If you like your yogurt with a little more flavor, you can add anything from honey to jams to your individual serving. We added lemon curd and it was phenomenal! Now you can enjoy any variety of yogurt your heart desires!
James on August 21, 2020:
Can you do the same with whole raw milk? (only heat to around 37C, which is 98F, in step 3)
Cat Radke (author) from Puerto Rico on April 22, 2020:
Greetings Karine and thank you for your question! I am glad you're going to make your own yogurt-who would have predicted a shortage? To answer your questions:
a. the water needs to be hot enough to keep the thermos warm which will in turn, keep the ingredients warm enough to grow into yogurt. We did not take the temperature of water. We filled it with hot tap water until the exterior was warm to touch.
b. Yes, empty water from water from thermos right before step 5 (I can't believe I didn't mention to empty the water out of thermos before adding ingredients! A revision is in order!).
c. We used organic whole milk. I have never used another kind. I don't know how powdered milk would work but it's worth a try. Not sure how the reconstitution of powdered milk would affect the outcome. If you do use it, I would love to know how it turned out. Also, if it isn't perfect the first time, try again because it's worth it. Mine turned out very good for the first time because my mom and I hovered over it, but we're a little OCD. And every other time I made it, it turned out good as well. Best of luck and thanks for your comment!
Karine on April 22, 2020:
Hello! Thank you for the recipe! Shops are short of yogurt, and so it is a very good occasion for me to try to make my own.

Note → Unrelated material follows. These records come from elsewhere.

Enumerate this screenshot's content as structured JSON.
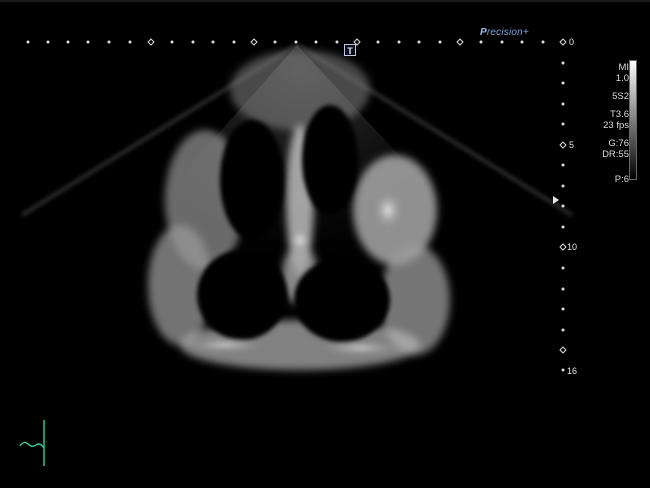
{
  "header": {
    "brand_letter": "P",
    "brand_rest": "recision+"
  },
  "transducer_marker": "T",
  "depth_scale": {
    "labels": [
      "0",
      "5",
      "10",
      "16"
    ]
  },
  "parameters": {
    "mi_label": "MI",
    "mi_value": "1.0",
    "probe": "5S2",
    "tis": "T3.6",
    "frame_rate": "23 fps",
    "gain": "G:76",
    "dynamic_range": "DR:55",
    "power": "P:6"
  },
  "colors": {
    "background": "#000000",
    "brand": "#7fa0d6",
    "ecg": "#2fd2a0"
  },
  "icons": {
    "ecg": "ecg-trace-icon",
    "focus": "focus-triangle-icon",
    "transducer": "transducer-orientation-icon"
  }
}
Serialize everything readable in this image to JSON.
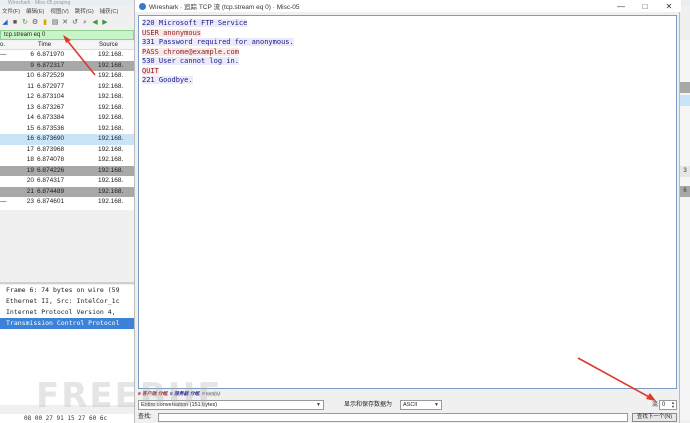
{
  "bg_window": {
    "title": "Wireshark · Misc-05.pcapng",
    "menus": [
      "文件(F)",
      "编辑(E)",
      "视图(V)",
      "跳转(G)",
      "捕获(C)"
    ],
    "filter_value": "tcp.stream eq 0",
    "columns": {
      "no": "o.",
      "time": "Time",
      "source": "Source"
    },
    "packets": [
      {
        "no": "6",
        "time": "6.871970",
        "source": "192.168.",
        "style": "normal",
        "mark": "—"
      },
      {
        "no": "9",
        "time": "6.872317",
        "source": "192.168.",
        "style": "dark",
        "mark": ""
      },
      {
        "no": "10",
        "time": "6.872529",
        "source": "192.168.",
        "style": "normal",
        "mark": ""
      },
      {
        "no": "11",
        "time": "6.872977",
        "source": "192.168.",
        "style": "normal",
        "mark": ""
      },
      {
        "no": "12",
        "time": "6.873104",
        "source": "192.168.",
        "style": "normal",
        "mark": ""
      },
      {
        "no": "13",
        "time": "6.873267",
        "source": "192.168.",
        "style": "normal",
        "mark": ""
      },
      {
        "no": "14",
        "time": "6.873384",
        "source": "192.168.",
        "style": "normal",
        "mark": ""
      },
      {
        "no": "15",
        "time": "6.873536",
        "source": "192.168.",
        "style": "normal",
        "mark": ""
      },
      {
        "no": "16",
        "time": "6.873690",
        "source": "192.168.",
        "style": "sel",
        "mark": ""
      },
      {
        "no": "17",
        "time": "6.873968",
        "source": "192.168.",
        "style": "normal",
        "mark": ""
      },
      {
        "no": "18",
        "time": "6.874078",
        "source": "192.168.",
        "style": "normal",
        "mark": ""
      },
      {
        "no": "19",
        "time": "6.874226",
        "source": "192.168.",
        "style": "dark",
        "mark": ""
      },
      {
        "no": "20",
        "time": "6.874317",
        "source": "192.168.",
        "style": "normal",
        "mark": ""
      },
      {
        "no": "21",
        "time": "6.874489",
        "source": "192.168.",
        "style": "dark",
        "mark": ""
      },
      {
        "no": "23",
        "time": "6.874601",
        "source": "192.168.",
        "style": "normal",
        "mark": "—"
      }
    ],
    "details": [
      {
        "text": "Frame 6: 74 bytes on wire (59",
        "selected": false
      },
      {
        "text": "Ethernet II, Src: IntelCor_1c",
        "selected": false
      },
      {
        "text": "Internet Protocol Version 4,",
        "selected": false
      },
      {
        "text": "Transmission Control Protocol",
        "selected": true
      }
    ],
    "hex": "08 00 27 91 15 27 60 6c",
    "right_marks": [
      {
        "text": "",
        "style": "dark"
      },
      {
        "text": "",
        "style": "blue"
      },
      {
        "text": "3",
        "style": "gray"
      },
      {
        "text": "6",
        "style": "dark"
      }
    ]
  },
  "dialog": {
    "title": "Wireshark · 追踪 TCP 流 (tcp.stream eq 0) · Misc-05",
    "controls": {
      "minimize": "—",
      "maximize": "□",
      "close": "✕"
    },
    "stream": [
      {
        "text": "220 Microsoft FTP Service",
        "side": "server"
      },
      {
        "text": "USER anonymous",
        "side": "client"
      },
      {
        "text": "331 Password required for anonymous.",
        "side": "server"
      },
      {
        "text": "PASS chrome@example.com",
        "side": "client"
      },
      {
        "text": "530 User cannot log in.",
        "side": "server"
      },
      {
        "text": "QUIT",
        "side": "client"
      },
      {
        "text": "221 Goodbye.",
        "side": "server"
      }
    ],
    "stats": {
      "client_pkts": "6 客户端 分组",
      "sep1": ",",
      "server_pkts": "5 服务器 分组",
      "sep2": ",",
      "turns": "9 turn(s).",
      "full": "6 客户端 分组, 5 服务器 分组, 9 turn(s)."
    },
    "conversation_select": "Entire conversation (151 bytes)",
    "show_as_label": "显示和保存数据为",
    "show_as_select": "ASCII",
    "stream_label": "流",
    "stream_value": "0",
    "find_label": "查找:",
    "find_value": "",
    "find_next_label": "查找下一个(N)"
  },
  "watermark": "FREEBUF",
  "colors": {
    "server_text": "#1a1a8c",
    "client_text": "#8c1a1a",
    "filter_bg": "#c8f5c8",
    "selected_detail": "#3c82d8",
    "arrow": "#e0382c"
  }
}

I have three questions:
a. Under Step 1 of your recipe, you mention 'very warm water' but not hot. Any idea on the approximate temperature?
b. At what Step, should I remove the water from the thermos? Am guessing just before Step 5 right?
c. Are you using UHT packed milk? Have you ever tried with full cream powdered milk?